If there is anything approaching a magic word in politics and public policy, that word would be “infrastructure.” This word carries extra weight in Northeast Florida, an area that seems to be perpetually under construction. Observers on all sides seem to agree that we could be doing a lot more in this situation. Sheldon Gardner of the St. Augustine Record reported on Wednesday, Aug. 8 about a harsh self-assessment from local officials regarding its infrastructure.
The city gave itself a C+, which is up slightly from last year’s C, but still cause for concern. “The report, with help from city consultant Four Waters Engineering, considers more than just the condition of the infrastructure to produce the grades,” she writes. “The assessment also takes into account factors such as the city’s funding versus the funding needs and public safety implications if the infrastructure fails.” This is a big deal in a city whose framework, particularly historic roads and bridges, constitute much of its appeal to the tourist market, so the report has already spurred some tough talk.
“Compared with 2015’s results, the water distribution system went from a C to a B-, the sewer collection system went from a C to a C+, the wastewater treatment system went from a C to a C+, and the stormwater system went from a D+ to a C,” writes Gardner. “ … the biggest gripes among residents are the city’s roads. They improved from a D+ in 2015 to a C this year.” She notes that 14 miles of those roads are ”in critical need of rehabilitation,” which will be addressed first.
The report estimates that bringing the city’s roads up to standards will cost about $10 million over the next few years. According to Deputy Public Works Director Todd Grant, “[T]he city tries to address the worst roads first. The Public Works Department creates an annual list of roads to pave. Officials coordinate paving with utilities projects.” The past couple years of storms led to flooding that exacerbated problems, but the visceral nature of the damage has forced city leaders to see reality, and it seems everyone is really on the same page, which is rare, but nice to see.
UNF STUDENT BLASTS OFF
“Space is the place,” said the late, great jazzman Herman Blount, aka Sun Ra. The rise of privatized space-flight companies like SpaceX and Virgin Galactic has reinforced humanity’s fascination with the universe since the beginning of time, a theme that’s influenced a generation raised on sci-fi films and weaned on communications technologies developed during the Space Race. The Hubble Telescope and the International Space Station have brought the mysteries of the cosmos into sharper focus, and blurred traditional boundaries among nations, and between the public and private sector. And now, with the president pushing the idea of a Space Force (drawing equal parts ridicule and rumination), Americans are thinking about the future of space exploration in a way we probably haven’t since the Challenger disaster 31 years ago.

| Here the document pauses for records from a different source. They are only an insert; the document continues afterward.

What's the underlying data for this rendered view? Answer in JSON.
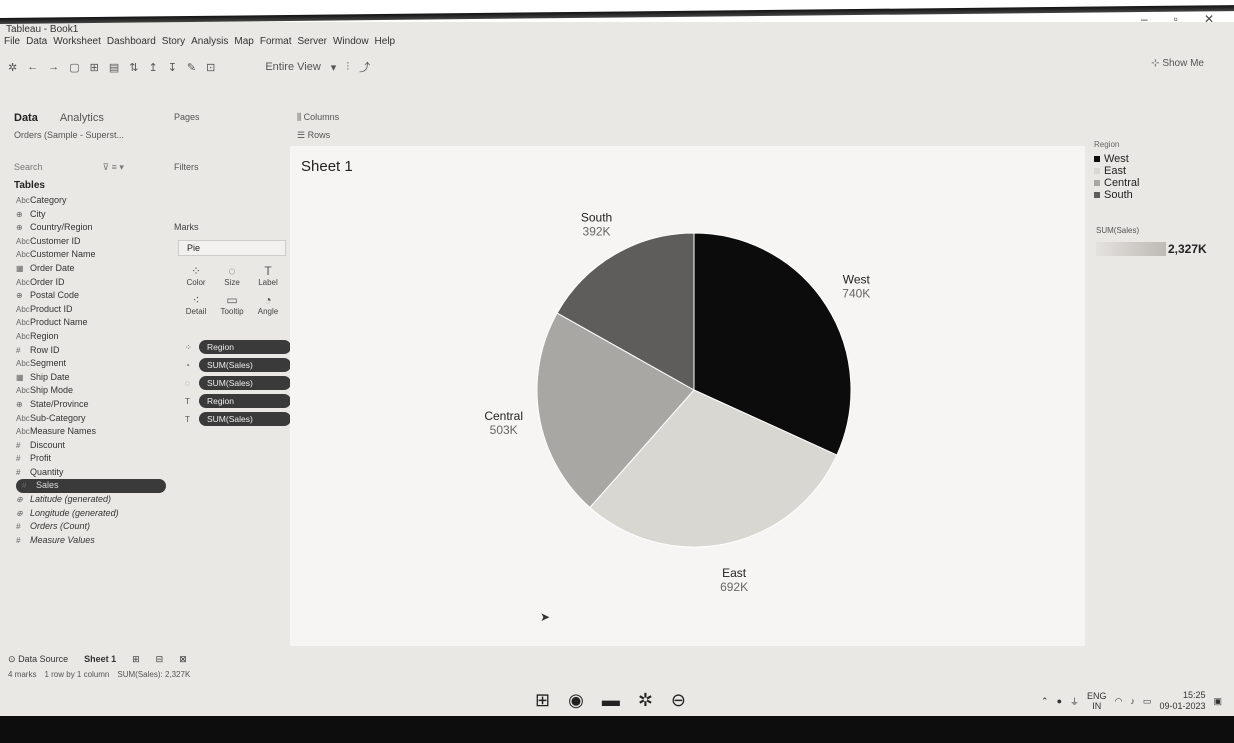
{
  "window": {
    "title": "Tableau - Book1",
    "controls": [
      "–",
      "▫",
      "✕"
    ]
  },
  "menu": [
    "File",
    "Data",
    "Worksheet",
    "Dashboard",
    "Story",
    "Analysis",
    "Map",
    "Format",
    "Server",
    "Window",
    "Help"
  ],
  "toolbar": {
    "view_select": "Entire View",
    "show_me": "Show Me"
  },
  "data_panel": {
    "tab_data": "Data",
    "tab_analytics": "Analytics",
    "datasource": "Orders (Sample - Superst...",
    "search_placeholder": "Search",
    "tables_header": "Tables",
    "fields": [
      {
        "icon": "Abc",
        "label": "Category"
      },
      {
        "icon": "⊕",
        "label": "City"
      },
      {
        "icon": "⊕",
        "label": "Country/Region"
      },
      {
        "icon": "Abc",
        "label": "Customer ID"
      },
      {
        "icon": "Abc",
        "label": "Customer Name"
      },
      {
        "icon": "▦",
        "label": "Order Date"
      },
      {
        "icon": "Abc",
        "label": "Order ID"
      },
      {
        "icon": "⊕",
        "label": "Postal Code"
      },
      {
        "icon": "Abc",
        "label": "Product ID"
      },
      {
        "icon": "Abc",
        "label": "Product Name"
      },
      {
        "icon": "Abc",
        "label": "Region"
      },
      {
        "icon": "#",
        "label": "Row ID"
      },
      {
        "icon": "Abc",
        "label": "Segment"
      },
      {
        "icon": "▦",
        "label": "Ship Date"
      },
      {
        "icon": "Abc",
        "label": "Ship Mode"
      },
      {
        "icon": "⊕",
        "label": "State/Province"
      },
      {
        "icon": "Abc",
        "label": "Sub-Category"
      },
      {
        "icon": "Abc",
        "label": "Measure Names"
      },
      {
        "icon": "#",
        "label": "Discount"
      },
      {
        "icon": "#",
        "label": "Profit"
      },
      {
        "icon": "#",
        "label": "Quantity"
      },
      {
        "icon": "#",
        "label": "Sales"
      },
      {
        "icon": "⊕",
        "label": "Latitude (generated)"
      },
      {
        "icon": "⊕",
        "label": "Longitude (generated)"
      },
      {
        "icon": "#",
        "label": "Orders (Count)"
      },
      {
        "icon": "#",
        "label": "Measure Values"
      }
    ]
  },
  "cards": {
    "pages": "Pages",
    "filters": "Filters",
    "marks": "Marks",
    "mark_type": "Pie",
    "mark_buttons": [
      {
        "icon": "⁘",
        "label": "Color"
      },
      {
        "icon": "◌",
        "label": "Size"
      },
      {
        "icon": "T",
        "label": "Label"
      },
      {
        "icon": "⁖",
        "label": "Detail"
      },
      {
        "icon": "▭",
        "label": "Tooltip"
      },
      {
        "icon": "◔",
        "label": "Angle"
      }
    ],
    "pills": [
      {
        "icon": "⁘",
        "label": "Region"
      },
      {
        "icon": "◔",
        "label": "SUM(Sales)"
      },
      {
        "icon": "◌",
        "label": "SUM(Sales)"
      },
      {
        "icon": "T",
        "label": "Region"
      },
      {
        "icon": "T",
        "label": "SUM(Sales)"
      }
    ]
  },
  "shelves": {
    "columns": "Columns",
    "rows": "Rows"
  },
  "sheet": {
    "title": "Sheet 1"
  },
  "chart_data": {
    "type": "pie",
    "categories": [
      "West",
      "East",
      "Central",
      "South"
    ],
    "values": [
      740,
      692,
      503,
      392
    ],
    "value_labels": [
      "740K",
      "692K",
      "503K",
      "392K"
    ],
    "colors": [
      "#0c0c0c",
      "#d9d7d2",
      "#a9a7a3",
      "#5e5d5b"
    ],
    "title": "",
    "legend_position": "right"
  },
  "legend": {
    "title": "Region",
    "items": [
      {
        "label": "West",
        "color": "#0c0c0c"
      },
      {
        "label": "East",
        "color": "#d9d7d2"
      },
      {
        "label": "Central",
        "color": "#a9a7a3"
      },
      {
        "label": "South",
        "color": "#5e5d5b"
      }
    ],
    "size_title": "SUM(Sales)",
    "size_value": "2,327K"
  },
  "sheet_tabs": {
    "data_source": "Data Source",
    "active_sheet": "Sheet 1"
  },
  "status": {
    "marks": "4 marks",
    "rows_cols": "1 row by 1 column",
    "sum": "SUM(Sales): 2,327K"
  },
  "tray": {
    "lang": "ENG",
    "region": "IN",
    "time": "15:25",
    "date": "09-01-2023"
  }
}
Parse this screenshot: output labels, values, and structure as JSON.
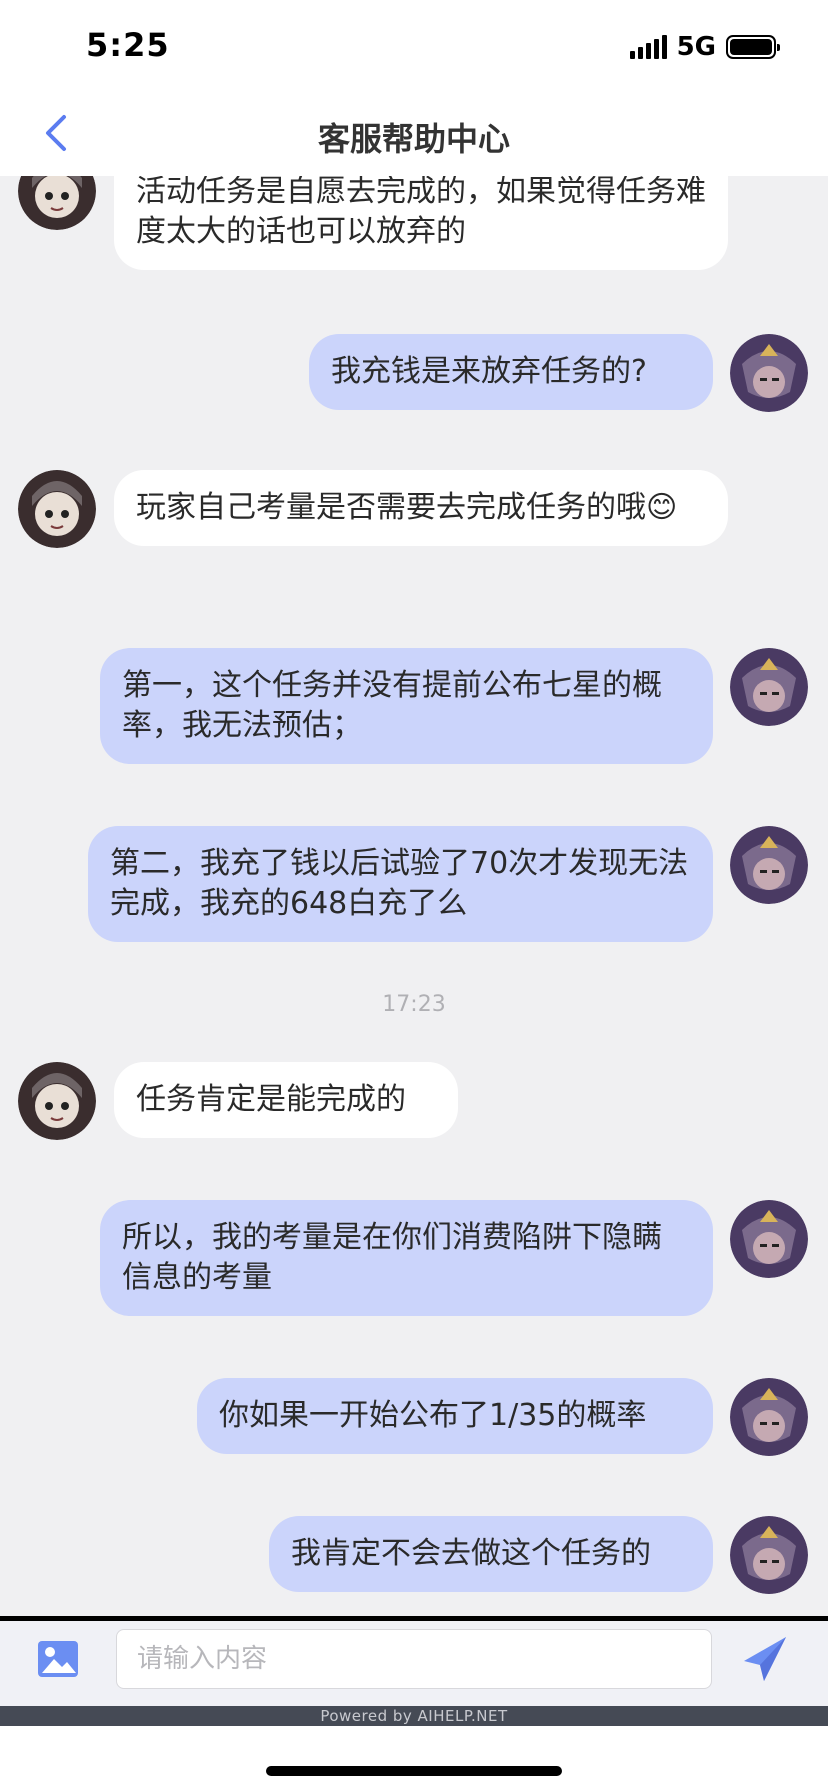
{
  "status_bar": {
    "time": "5:25",
    "network": "5G"
  },
  "nav": {
    "title": "客服帮助中心"
  },
  "messages": [
    {
      "side": "agent",
      "text": "活动任务是自愿去完成的，如果觉得任务难度太大的话也可以放弃的"
    },
    {
      "side": "user",
      "text": "我充钱是来放弃任务的?"
    },
    {
      "side": "agent",
      "text": "玩家自己考量是否需要去完成任务的哦😊"
    },
    {
      "side": "user",
      "text": "第一，这个任务并没有提前公布七星的概率，我无法预估；"
    },
    {
      "side": "user",
      "text": "第二，我充了钱以后试验了70次才发现无法完成，我充的648白充了么"
    },
    {
      "side": "agent",
      "text": "任务肯定是能完成的"
    },
    {
      "side": "user",
      "text": "所以，我的考量是在你们消费陷阱下隐瞒信息的考量"
    },
    {
      "side": "user",
      "text": "你如果一开始公布了1/35的概率"
    },
    {
      "side": "user",
      "text": "我肯定不会去做这个任务的"
    }
  ],
  "timestamp": "17:23",
  "input": {
    "placeholder": "请输入内容",
    "value": ""
  },
  "footer": {
    "powered_by": "Powered by AIHELP.NET"
  },
  "colors": {
    "accent": "#5b7cf0",
    "user_bubble": "#cbd4fb",
    "agent_bubble": "#ffffff",
    "chat_bg": "#f0f0f2"
  }
}
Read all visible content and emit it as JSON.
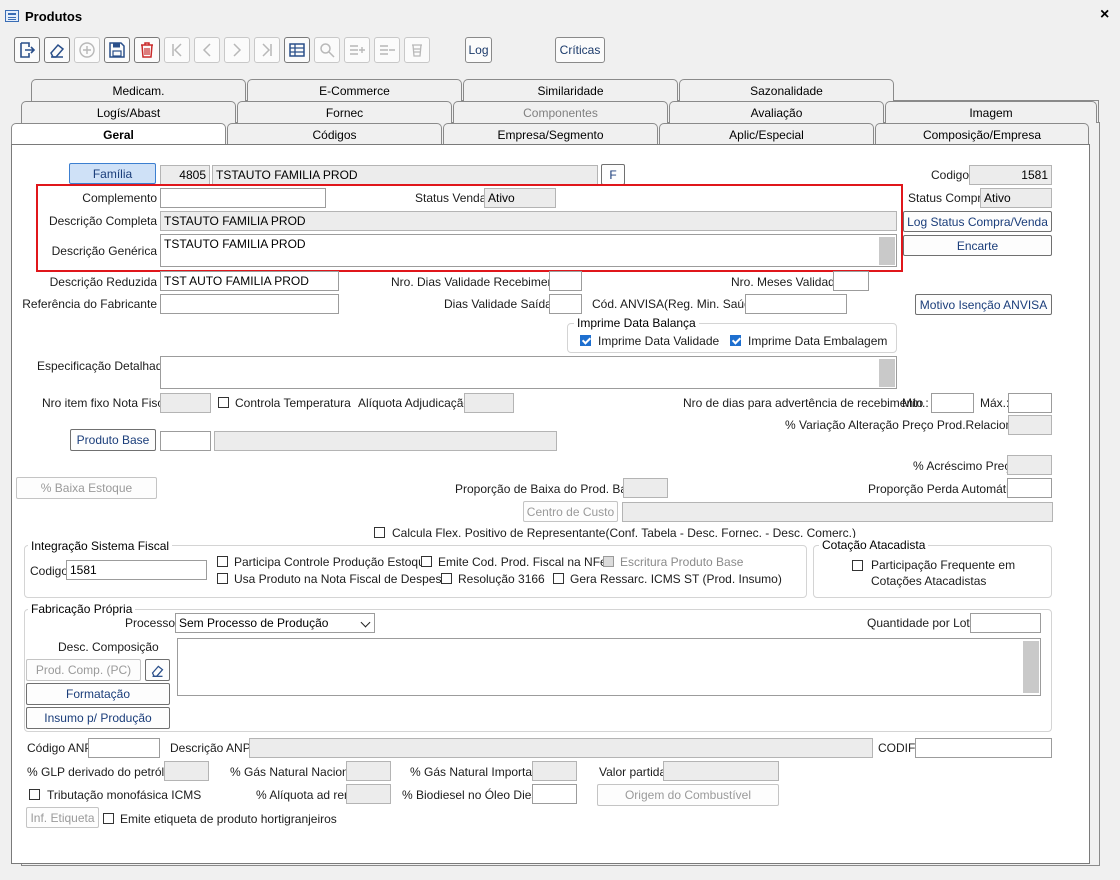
{
  "window": {
    "title": "Produtos",
    "close": "×",
    "minimize": "–"
  },
  "toolbar": {
    "log": "Log",
    "criticas": "Críticas"
  },
  "tabs": {
    "row1": [
      "Medicam.",
      "E-Commerce",
      "Similaridade",
      "Sazonalidade"
    ],
    "row2": [
      "Logís/Abast",
      "Fornec",
      "Componentes",
      "Avaliação",
      "Imagem"
    ],
    "row3": [
      "Geral",
      "Códigos",
      "Empresa/Segmento",
      "Aplic/Especial",
      "Composição/Empresa"
    ]
  },
  "familia": {
    "button": "Família",
    "code": "4805",
    "name": "TSTAUTO FAMILIA PROD",
    "f_button": "F"
  },
  "codigo": {
    "label": "Codigo",
    "value": "1581"
  },
  "complemento": {
    "label": "Complemento",
    "value": ""
  },
  "status_venda": {
    "label": "Status Venda",
    "value": "Ativo"
  },
  "status_compra": {
    "label": "Status Compra",
    "value": "Ativo"
  },
  "log_status": "Log Status Compra/Venda",
  "encarte": "Encarte",
  "descricao_completa": {
    "label": "Descrição Completa",
    "value": "TSTAUTO FAMILIA PROD"
  },
  "descricao_generica": {
    "label": "Descrição Genérica",
    "value": "TSTAUTO FAMILIA PROD"
  },
  "descricao_reduzida": {
    "label": "Descrição Reduzida",
    "value": "TST AUTO FAMILIA PROD"
  },
  "nro_dias_validade": "Nro. Dias Validade Recebimento",
  "nro_meses_validade": "Nro. Meses Validade",
  "referencia_fabricante": "Referência do Fabricante",
  "dias_validade_saidas": "Dias Validade Saídas",
  "cod_anvisa": "Cód. ANVISA(Reg. Min. Saúde)",
  "motivo_anvisa": "Motivo Isenção ANVISA",
  "imprime": {
    "title": "Imprime Data Balança",
    "validade": "Imprime Data Validade",
    "embalagem": "Imprime Data Embalagem"
  },
  "especificacao": "Especificação Detalhada",
  "nro_item_fixo": "Nro item fixo Nota Fiscal",
  "controla_temp": "Controla Temperatura",
  "aliquota_adj": "Alíquota Adjudicação",
  "nro_dias_adv": "Nro de dias para advertência de recebimento",
  "min": "Mín.:",
  "max": "Máx.:",
  "variacao": "% Variação Alteração Preço Prod.Relacionado",
  "produto_base": "Produto Base",
  "acrescimo": "% Acréscimo Preço",
  "baixa_estoque": "% Baixa Estoque",
  "proporcao_baixa": "Proporção de Baixa do Prod. Base",
  "proporcao_perda": "Proporção Perda Automática",
  "centro_custo": "Centro de Custo",
  "calcula_flex": "Calcula Flex. Positivo de Representante(Conf. Tabela - Desc. Fornec. - Desc. Comerc.)",
  "integracao": {
    "title": "Integração Sistema Fiscal",
    "codigo_label": "Codigo",
    "codigo": "1581",
    "participa": "Participa Controle Produção Estoque",
    "emite": "Emite Cod. Prod. Fiscal na NFe",
    "escritura": "Escritura Produto Base",
    "usa": "Usa Produto na Nota Fiscal de Despesa",
    "resolucao": "Resolução 3166",
    "gera": "Gera Ressarc. ICMS ST (Prod. Insumo)"
  },
  "cotacao": {
    "title": "Cotação Atacadista",
    "line1": "Participação Frequente em",
    "line2": "Cotações Atacadistas"
  },
  "fabricacao": {
    "title": "Fabricação Própria",
    "processo_label": "Processo",
    "processo": "Sem Processo de Produção",
    "qtd_lote": "Quantidade por Lote",
    "desc_comp": "Desc. Composição",
    "prod_comp": "Prod. Comp. (PC)",
    "formatacao": "Formatação",
    "insumo": "Insumo p/ Produção"
  },
  "anp": {
    "codigo": "Código ANP",
    "descricao": "Descrição ANP",
    "codif": "CODIF"
  },
  "glp": "% GLP derivado do petróleo",
  "gas_nacional": "% Gás Natural Nacional",
  "gas_importado": "% Gás Natural Importado",
  "valor_partida": "Valor partida",
  "tributacao": "Tributação monofásica ICMS",
  "aliquota_adrem": "% Alíquota ad rem",
  "biodiesel": "% Biodiesel no Óleo Diesel",
  "origem": "Origem do Combustível",
  "inf_etiqueta": "Inf. Etiqueta",
  "emite_etiqueta": "Emite etiqueta de produto hortigranjeiros"
}
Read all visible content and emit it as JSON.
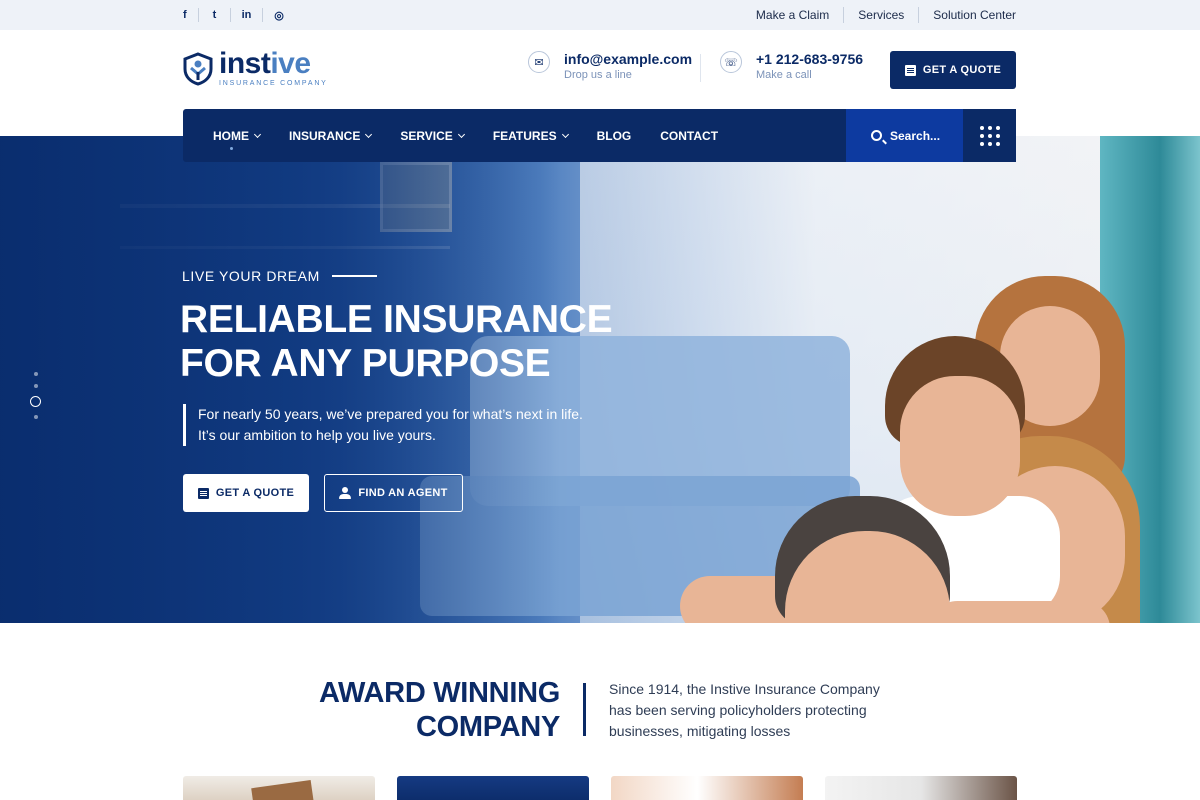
{
  "topbar": {
    "social": [
      {
        "icon": "facebook-icon",
        "glyph": "f"
      },
      {
        "icon": "twitter-icon",
        "glyph": "t"
      },
      {
        "icon": "linkedin-icon",
        "glyph": "in"
      },
      {
        "icon": "instagram-icon",
        "glyph": "◎"
      }
    ],
    "links": [
      "Make a Claim",
      "Services",
      "Solution Center"
    ]
  },
  "header": {
    "logo": {
      "name_part1": "inst",
      "name_part2": "ive",
      "tagline": "INSURANCE COMPANY"
    },
    "email": {
      "icon": "envelope-icon",
      "value": "info@example.com",
      "label": "Drop us a line"
    },
    "phone": {
      "icon": "phone-icon",
      "value": "+1 212-683-9756",
      "label": "Make a call"
    },
    "quote_button": "GET A QUOTE"
  },
  "nav": {
    "items": [
      {
        "label": "HOME",
        "dropdown": true
      },
      {
        "label": "INSURANCE",
        "dropdown": true
      },
      {
        "label": "SERVICE",
        "dropdown": true
      },
      {
        "label": "FEATURES",
        "dropdown": true
      },
      {
        "label": "BLOG",
        "dropdown": false
      },
      {
        "label": "CONTACT",
        "dropdown": false
      }
    ],
    "search_placeholder": "Search..."
  },
  "hero": {
    "eyebrow": "LIVE YOUR DREAM",
    "title_line1": "RELIABLE INSURANCE",
    "title_line2": "FOR ANY PURPOSE",
    "desc_line1": "For nearly 50 years, we’ve prepared you for what’s next in life.",
    "desc_line2": "It’s our ambition to help you live yours.",
    "quote_button": "GET A QUOTE",
    "agent_button": "FIND AN AGENT",
    "slider": {
      "count": 4,
      "active": 3
    }
  },
  "about": {
    "title_line1": "AWARD WINNING",
    "title_line2": "COMPANY",
    "desc_line1": "Since 1914, the Instive Insurance Company",
    "desc_line2": "has been serving policyholders  protecting",
    "desc_line3": "businesses, mitigating losses"
  },
  "colors": {
    "brand": "#0b2a66",
    "accent": "#4a7fc1",
    "search_bg": "#0d3aa0"
  }
}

Florida will always have a leading role in this, and local students are already playing a part. On Aug. 12, Spinnaker editor-in-chief Hannah Lee wrote about University of North Florida junior Lee Giat, pursuing a double major in astrophysics and multimedia productions, who’s now poised to go where no man has ever gone before—well, few men, anyway.
“At only 20 years old,” she writes, “he has his own pilot’s license, is the director of his own film studio, and now he’s going to study in Russia at the Yuri Gagarin Cosmonaut Training Center. ... The trip is a part of the Student Astronaut 2018 contest hosted by the Xploration Station. Xploration Station is a science-based television network that focuses on teaching teens and families about STEM careers and topics.” Giat applied last year, but didn’t make the cut. Undaunted, he tried again in July and was approved last week.
This is a fine achievement not just for Giat, but for the community that has nurtured his interests. “One of the reasons Giat entered the Student Astronaut Contest last year and this year was … his love of entering film contests,” writes Lee. “Besides learning about space and teaching it to kids at the MOSH Museum as a planetarium educator, he is also the creator and executive director of his company, Flying Ostrich Media.” Giat already has experience in Russian outreach, as part of the U.S.-Russia Youth TV Bridge a few years ago.
Giat will be in Russia from Sept. 28 through Oct. 5; he says his long-term goal is to film the first motion picture in space, which would make him an instant legend in film circles.